After the assassination of George Floyd by police in Minneapolis sparked weeks of violent national protests, the league was finally forced to change its mindset on race issues. Goodell stepped forward after the players called him to say something he had previously avoided: “Black lives matter.” He apologized for not doing this sooner and vowed that the NFL would change.
In the aftermath of the protests and civil unrest of 2020, the league continues to put a lot of emphasis on its perceived commitment to supporting women, LGBTQ people, and especially African Americans. This year, the NFL continued the practice of drawing nifty phrases like “End Racism” in end zones and letting players wear approved slogans like “Black Lives Matter” on the back of their helmets.
Hypocrisy is evident and most pronounced in matters of race.
Black players make up about 70 percent of the NFL’s rosters, including most of the league’s biggest stars. However, there are only five black team general managers. There are no majority black team owners.
And only three of the 32 head coaches are black, despite eight head coach vacancies in the last hiring period.
This is 2021.
Art Shell, the first black head coach in the modern league era, was hired in 1989, notably by the Raiders. There have been few real changes in 32 years.
Strong people, especially strong whites, are by far the most influential in professional football. The way they act, who they appoint and hire, what they say, and in this case, occasional jokes and derogatory insults highlight the league’s public speaking lies. These are the people who make the day-to-day decisions in football. And these emails showcased the true culture of the NFL.

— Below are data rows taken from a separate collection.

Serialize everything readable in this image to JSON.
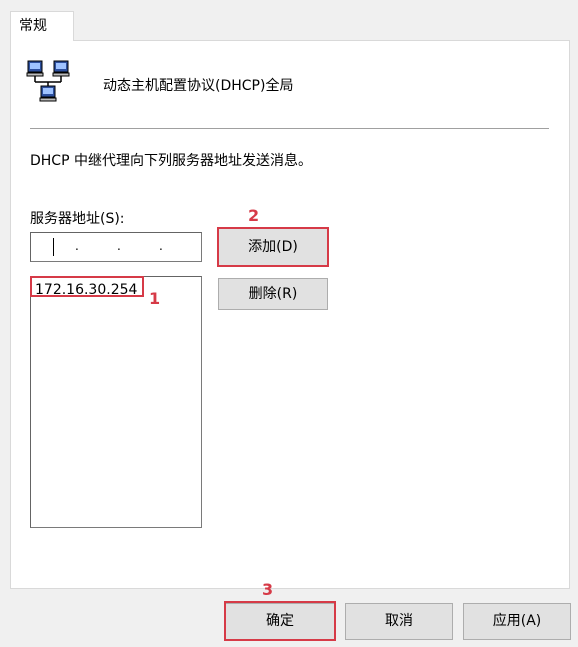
{
  "tab": {
    "label": "常规"
  },
  "header": {
    "title": "动态主机配置协议(DHCP)全局"
  },
  "description": "DHCP 中继代理向下列服务器地址发送消息。",
  "server_section": {
    "label": "服务器地址(S):",
    "ip_input_dots": [
      ".",
      ".",
      "."
    ],
    "servers": [
      "172.16.30.254"
    ]
  },
  "buttons": {
    "add": "添加(D)",
    "remove": "删除(R)",
    "ok": "确定",
    "cancel": "取消",
    "apply": "应用(A)"
  },
  "annotations": {
    "step1": "1",
    "step2": "2",
    "step3": "3"
  },
  "colors": {
    "highlight": "#d63a47",
    "button_face": "#e1e1e1",
    "panel": "#ffffff",
    "window": "#f0f0f0"
  },
  "icons": {
    "header_icon": "network-computers-icon"
  }
}
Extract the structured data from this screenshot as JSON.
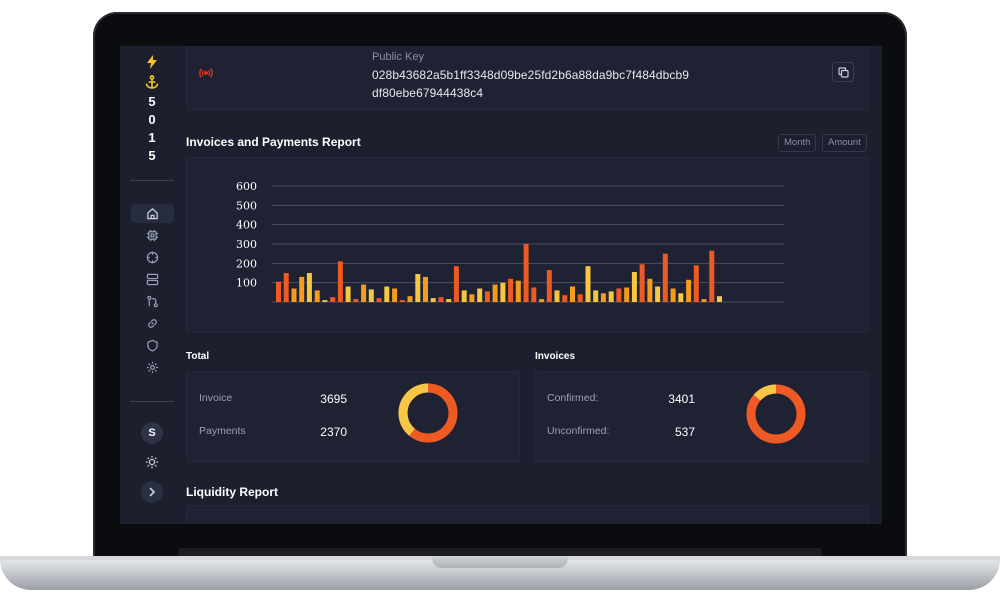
{
  "sidebar": {
    "digits": [
      "5",
      "0",
      "1",
      "5"
    ],
    "avatar_letter": "S",
    "colors": {
      "bolt": "#f7c325",
      "anchor": "#f7c325",
      "icon": "#9aa0b2"
    },
    "nav_icons": [
      "home-icon",
      "chip-icon",
      "crosshair-icon",
      "server-icon",
      "git-compare-icon",
      "link-icon",
      "shield-icon",
      "settings-icon"
    ]
  },
  "public_key": {
    "label": "Public Key",
    "value": "028b43682a5b1ff3348d09be25fd2b6a88da9bc7f484dbcb9df80ebe67944438c4"
  },
  "report": {
    "title": "Invoices and Payments Report",
    "buttons": [
      "Month",
      "Amount"
    ]
  },
  "chart_data": {
    "type": "bar",
    "ylim": [
      0,
      600
    ],
    "yticks": [
      100,
      200,
      300,
      400,
      500,
      600
    ],
    "grid": true,
    "colors": {
      "a": "#f6c744",
      "b": "#ef5a24",
      "c": "#f59c1f"
    },
    "values": [
      105,
      150,
      70,
      130,
      150,
      60,
      10,
      25,
      210,
      80,
      15,
      90,
      65,
      20,
      80,
      70,
      10,
      30,
      145,
      130,
      20,
      25,
      15,
      185,
      60,
      40,
      70,
      55,
      90,
      100,
      120,
      110,
      300,
      75,
      15,
      165,
      60,
      35,
      80,
      40,
      185,
      60,
      45,
      55,
      70,
      75,
      155,
      195,
      120,
      80,
      250,
      70,
      45,
      115,
      190,
      15,
      265,
      30
    ],
    "color_keys": [
      "b",
      "b",
      "c",
      "c",
      "a",
      "c",
      "a",
      "b",
      "b",
      "a",
      "b",
      "c",
      "a",
      "b",
      "a",
      "c",
      "b",
      "c",
      "a",
      "c",
      "a",
      "b",
      "a",
      "b",
      "a",
      "c",
      "a",
      "b",
      "c",
      "a",
      "b",
      "c",
      "b",
      "b",
      "c",
      "b",
      "a",
      "b",
      "c",
      "b",
      "a",
      "a",
      "c",
      "a",
      "b",
      "c",
      "a",
      "b",
      "c",
      "a",
      "b",
      "c",
      "a",
      "c",
      "b",
      "c",
      "b",
      "a"
    ]
  },
  "total": {
    "title": "Total",
    "rows": [
      {
        "label": "Invoice",
        "value": "3695"
      },
      {
        "label": "Payments",
        "value": "2370"
      }
    ],
    "donut": {
      "share": 0.39,
      "color_a": "#f6c744",
      "color_b": "#ef5a24"
    }
  },
  "invoices": {
    "title": "Invoices",
    "rows": [
      {
        "label": "Confirmed:",
        "value": "3401"
      },
      {
        "label": "Unconfirmed:",
        "value": "537"
      }
    ],
    "donut": {
      "share": 0.136,
      "color_a": "#f6c744",
      "color_b": "#ef5a24"
    }
  },
  "liquidity": {
    "title": "Liquidity Report"
  }
}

This is the reality, no matter how Goodell and the owners of the league promote it.